Talk about the different kinds of news sources: investigative journalism, research studies, opinion pieces, blogs, punditry, evening news and so on.
Watch out for viral videos. Videos that circulate around the internet may or may not contain nuggets of real news, but they rarely represent the whole situation. And, like photos, videos can be doctored and edited to bend the truth.
Teach kids to avoid sharing, forwarding or commenting on stories until they’ve verified that the stories are true.
Talking about a real-life situation can help little kids understand the idea that different people have different points of view.
Older kids already understand the concept of perspective, but might need help transferring the idea to the news. Ask them to consider how different audiences (by gender, race, and culture) might interpret a story.
Walk kids through the questions they can ask to test a source’s validity: Who made this? Why did they make it? Is it for or against something or someone? Are they trying to get a big reaction from me or just inform me? How can I tell? Is anyone else reporting this news?
Look for signs that the source is legit and not fake, such as a clear “About Us” section and a standard URL (for example, “.com” instead of “.com.co”).
Remind kids that it’s hard to have all the facts all at once. Even respected news outlets make mistakes or jump the gun. It’s smart to wait to make up your mind about something until you have more information.

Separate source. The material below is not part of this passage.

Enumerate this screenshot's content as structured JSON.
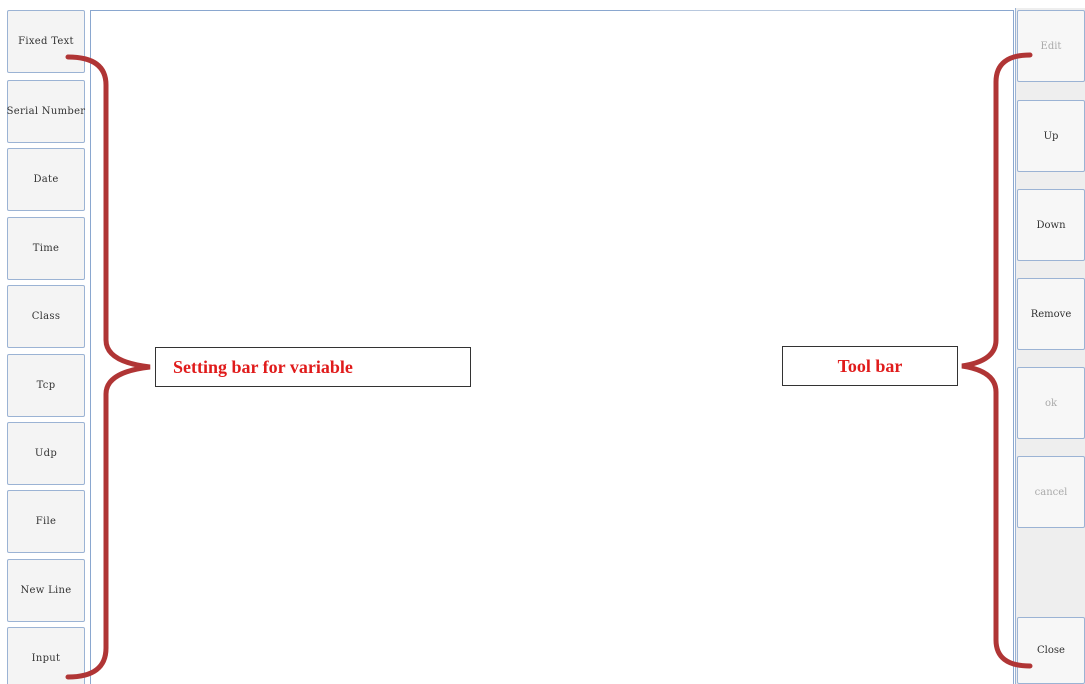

Model a wise approach to news by using media-literacy skills yourself. Show kids how you check other sources and ask questions.